The doctor calls the mom and asks what school board oversees her homeschooling. Mom explains that her homeschooling isn't overseen by a school board but rather by the provincial Department of Education.
The doctor and the mom groan. Both see many frustrating phone calls in the future.
Happily the doctor thinks of an alternate solution. Check with your private insurer, she says, and see if they cover speech assessments and then I'll give a local private clinic a call. The mom accepts the solution.

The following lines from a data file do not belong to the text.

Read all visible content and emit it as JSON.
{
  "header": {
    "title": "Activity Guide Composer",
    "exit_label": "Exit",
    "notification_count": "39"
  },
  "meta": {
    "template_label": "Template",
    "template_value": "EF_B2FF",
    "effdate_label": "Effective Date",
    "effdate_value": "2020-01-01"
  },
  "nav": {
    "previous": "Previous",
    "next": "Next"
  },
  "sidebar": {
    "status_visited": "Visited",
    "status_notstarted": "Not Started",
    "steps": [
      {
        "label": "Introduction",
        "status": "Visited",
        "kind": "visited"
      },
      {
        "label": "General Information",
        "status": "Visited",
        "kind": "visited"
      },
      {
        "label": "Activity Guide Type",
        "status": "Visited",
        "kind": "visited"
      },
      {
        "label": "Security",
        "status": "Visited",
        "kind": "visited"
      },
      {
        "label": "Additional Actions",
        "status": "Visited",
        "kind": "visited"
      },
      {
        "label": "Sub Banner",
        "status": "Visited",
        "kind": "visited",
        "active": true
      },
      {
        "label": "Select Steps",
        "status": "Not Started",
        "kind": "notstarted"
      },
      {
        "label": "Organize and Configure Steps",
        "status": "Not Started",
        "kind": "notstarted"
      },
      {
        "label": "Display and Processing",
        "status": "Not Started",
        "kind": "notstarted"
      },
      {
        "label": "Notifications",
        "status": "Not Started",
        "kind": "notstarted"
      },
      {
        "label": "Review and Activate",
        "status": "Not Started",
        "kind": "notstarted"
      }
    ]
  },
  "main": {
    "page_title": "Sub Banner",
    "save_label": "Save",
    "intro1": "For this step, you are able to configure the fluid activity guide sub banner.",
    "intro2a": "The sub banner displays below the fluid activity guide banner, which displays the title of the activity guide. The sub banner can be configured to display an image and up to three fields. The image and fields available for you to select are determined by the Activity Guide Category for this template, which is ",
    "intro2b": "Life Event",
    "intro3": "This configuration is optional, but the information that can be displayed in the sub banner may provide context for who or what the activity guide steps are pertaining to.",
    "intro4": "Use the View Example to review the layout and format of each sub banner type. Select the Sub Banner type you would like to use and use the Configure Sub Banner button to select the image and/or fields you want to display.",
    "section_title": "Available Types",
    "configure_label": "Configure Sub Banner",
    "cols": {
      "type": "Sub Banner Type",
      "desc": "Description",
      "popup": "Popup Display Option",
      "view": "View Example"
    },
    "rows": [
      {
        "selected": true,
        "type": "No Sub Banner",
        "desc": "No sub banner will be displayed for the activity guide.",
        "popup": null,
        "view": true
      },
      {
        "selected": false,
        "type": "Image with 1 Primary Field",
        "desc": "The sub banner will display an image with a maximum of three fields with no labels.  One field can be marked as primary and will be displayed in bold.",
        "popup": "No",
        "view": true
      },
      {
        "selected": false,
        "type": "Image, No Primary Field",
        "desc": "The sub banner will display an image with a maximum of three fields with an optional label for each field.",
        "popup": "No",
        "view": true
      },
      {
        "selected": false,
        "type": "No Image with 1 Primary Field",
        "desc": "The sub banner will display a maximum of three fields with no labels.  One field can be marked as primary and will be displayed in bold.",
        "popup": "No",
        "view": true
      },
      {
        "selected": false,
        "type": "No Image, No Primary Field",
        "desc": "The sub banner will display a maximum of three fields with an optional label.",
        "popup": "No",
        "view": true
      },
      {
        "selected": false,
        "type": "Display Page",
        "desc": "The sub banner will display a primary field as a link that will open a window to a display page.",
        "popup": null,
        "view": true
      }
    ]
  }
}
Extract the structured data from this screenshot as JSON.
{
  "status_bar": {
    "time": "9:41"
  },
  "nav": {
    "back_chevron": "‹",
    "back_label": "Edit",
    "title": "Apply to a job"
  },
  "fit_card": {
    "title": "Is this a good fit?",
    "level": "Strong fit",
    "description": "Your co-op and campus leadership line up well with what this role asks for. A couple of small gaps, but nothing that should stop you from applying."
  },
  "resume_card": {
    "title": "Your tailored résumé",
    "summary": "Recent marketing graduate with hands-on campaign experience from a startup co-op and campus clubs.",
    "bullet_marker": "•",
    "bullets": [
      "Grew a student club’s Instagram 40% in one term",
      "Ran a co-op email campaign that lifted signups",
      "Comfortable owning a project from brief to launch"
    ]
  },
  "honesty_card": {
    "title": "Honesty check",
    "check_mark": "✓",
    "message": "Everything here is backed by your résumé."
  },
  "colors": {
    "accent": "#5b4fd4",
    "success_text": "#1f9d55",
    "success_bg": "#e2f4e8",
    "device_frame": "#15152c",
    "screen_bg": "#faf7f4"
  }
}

Off the phone, anger builds. A public health service that's supposed to be availible to the public has a built-in flaw that they refuse to be flexible about. The flaw is also incapable of acknowledging the possibility that a local school board might not be so willing to help a homeschooler. The mom vows to write letters to the appropriate ministries.
And then she goes and writes a blog post about the whole frigging mess.
Monday, January 5, 2009
Now I have about a couple of dozen different textbooks and my collection grows every time I visit the thrift store or our local used bookstore. Sometimes I bring them home and realize they do indeed suck. Sometimes though, especially when I've chosen a textbook with some care, I find that they're interesting and engrossing and catch the interest of the kids. One of the first I picked up, Mathematical Ideas, sort of a general college text for kids not headed into math and science, is one I've worked through in parts and still enjoy taking down and reading. The Oxford Canadian geography and history texts have fantastic illustrations and lively writing. Catherine's Singapore Math texts constantly make me think about math in new ways. The art textbooks may weigh a ton but are still fun to flip through. The high school biology text doesn't turn my crank but Catherine loves the pictures and illustrations.
It is my opinion that, like any genre, textbooks have their stinkers but also have their masterpeices.
I was recently following a discussion on textbooks on an unschooling list (which I joined hoping to rediscover my unschooling roots) where the general thinking (or my interpretation of it anyway) seemed to be that textbooks weren't capable of being good learning tools and perhaps really had no business in an unschooling house. It surprised me although, considering that was my own opinion a few years back, it shouldn't have.
But are there unschoolers out there, honest-to-goodness radical unschoolers, who love a great textbook? Who see real value and joy in sitting down with say, an algebra text and working through it? Who clap their hands and squeal with joy when they see a copy of Campbell's Biology in a thrift store for a dollar?
Because I do love a great textbook. I'm sort of wondering if that love means I've taken an irreversible step over into the dark side.
Thursday, January 1, 2009
We've been producing aliens since the 25th. Great fun. There's lots of opportunity for variety since you choose the the head and body seperately and since (if you buy the refill kit as we did) you have a choice of 5 colours to use.
The really great thing about the martian creations is that when the goo hardens and you take them out of their mold you can feel the water that they've shed in order to harden. Leave them out for a couple of days and they shrink to less then a quarter of their original size. Pour goo on the table rather then in the clay mold and they don't dry any where near as fast. Put the dehydrated matter in a container of water and they regain some of their former size. Store them in an air tight container and they retain most of their moisture although they do seem to get slimy.
I looked at all kinds of fancy and sophisticated science toys when I was Christmas shopping. Martian Matters was one of things things that didn't even make the list as a science toy but, in my mind, was rather what the Classical homeschoolers label twaddle. Useless fun but not much more. How wrong I was.